We also want to make sure that Lincoln’s residents know we’re going to protect the environment as part of this process. This is a step in the right direction for economic development for the city but we want to make sure it’s the right fit.”

 

 

Councilman Paul Joiner:

 “I think every potential new business has the right to apply and go through our review process. The process and professional staff exist for just that reason, to review applications for appropriateness of location, compliance with the city's existing zoning and ordinances and, if need be, to require mitigation methods for any areas of concern.” 

 

Councilman Peter Gilbert

 “Many of your questions will be addressed by staff after research has been done.  My thoughts regarding those questions can be better addressed once we have full knowledge of what the applicant intends to do in the space under consideration.

Will they store chemicals on site? What are they and do they pose any safety issues? We were unable to ask these questions at our council meeting because the item was off agenda and we are limited by procedure and lack of a staff report to focus in on any concerns.

Obvious benefits are jobs (number is unknown), purchasing power of the company and employees, sales tax generation, etc.

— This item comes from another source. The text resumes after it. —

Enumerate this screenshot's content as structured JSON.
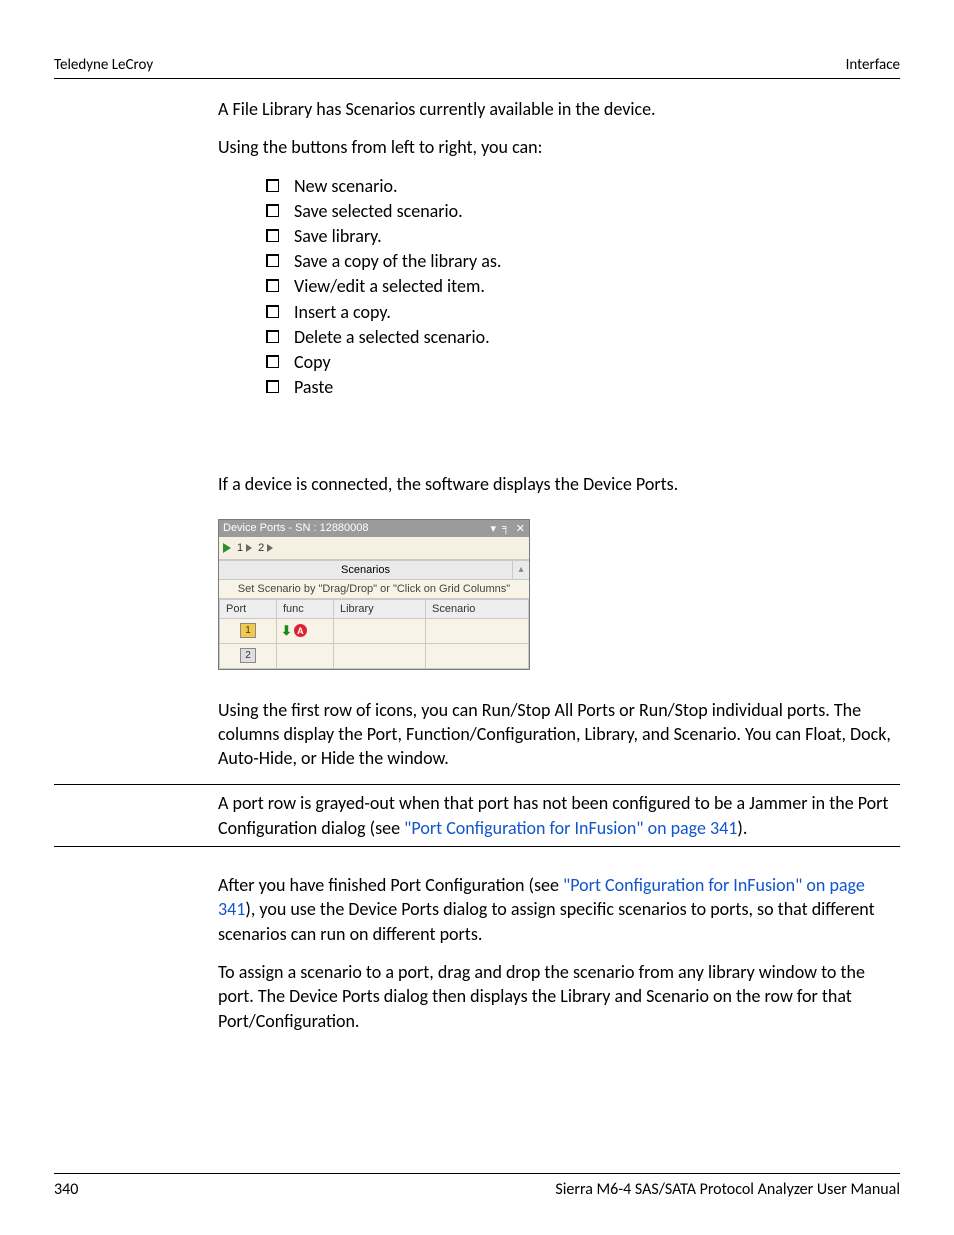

In terms of any safety concerns, they will need to be addressed once we have knowledge of what those are.  If there are any, then staff will address them through their recommendations and the conditional-use permit process.”